Filter the records below and copy every line containing the word "Kotlin".
Segment Open
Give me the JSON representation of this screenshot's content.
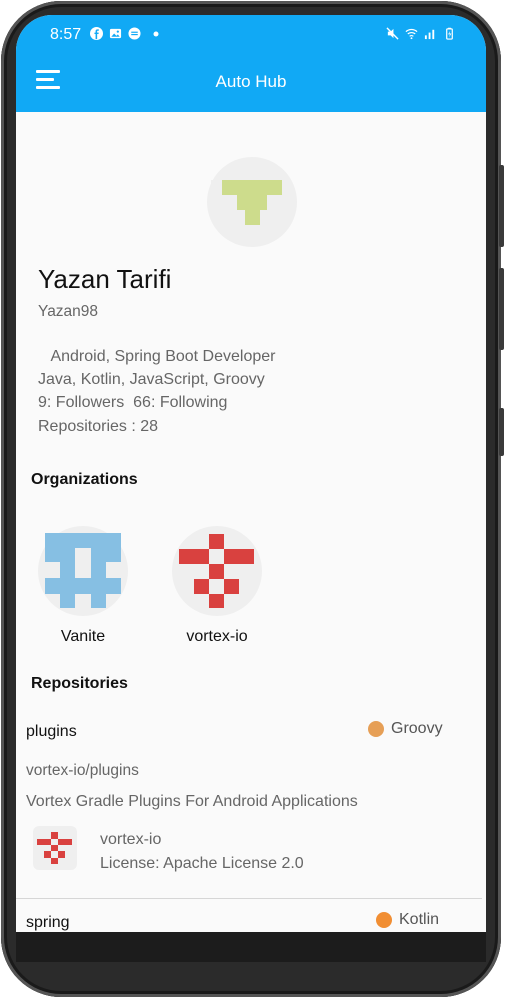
{
  "status_bar": {
    "time": "8:57",
    "left_icons": [
      "facebook-icon",
      "image-icon",
      "messenger-icon",
      "dot-icon"
    ],
    "right_icons": [
      "mute-icon",
      "wifi-icon",
      "signal-icon",
      "battery-icon"
    ]
  },
  "app_bar": {
    "title": "Auto Hub",
    "menu_icon": "hamburger-menu-icon",
    "color": "#11a9f5"
  },
  "profile": {
    "name": "Yazan Tarifi",
    "username": "Yazan98",
    "bio_line1": "   Android, Spring Boot Developer",
    "bio_line2": "Java, Kotlin, JavaScript, Groovy",
    "follow_line": "9: Followers  66: Following",
    "repos_line": "Repositories : 28"
  },
  "organizations": {
    "title": "Organizations",
    "items": [
      {
        "name": "Vanite"
      },
      {
        "name": "vortex-io"
      }
    ]
  },
  "repositories": {
    "title": "Repositories",
    "items": [
      {
        "name": "plugins",
        "language": "Groovy",
        "language_color": "#e69f56",
        "full_name": "vortex-io/plugins",
        "description": "Vortex Gradle Plugins For Android Applications",
        "owner": "vortex-io",
        "license": "License: Apache License 2.0"
      },
      {
        "name": "spring",
        "language": "Kotlin",
        "language_color": "#f18e33"
      }
    ]
  }
}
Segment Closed
* **TASK ANSWER**:
    "bio_line2": "Java, Kotlin, JavaScript, Groovy",
        "language": "Kotlin",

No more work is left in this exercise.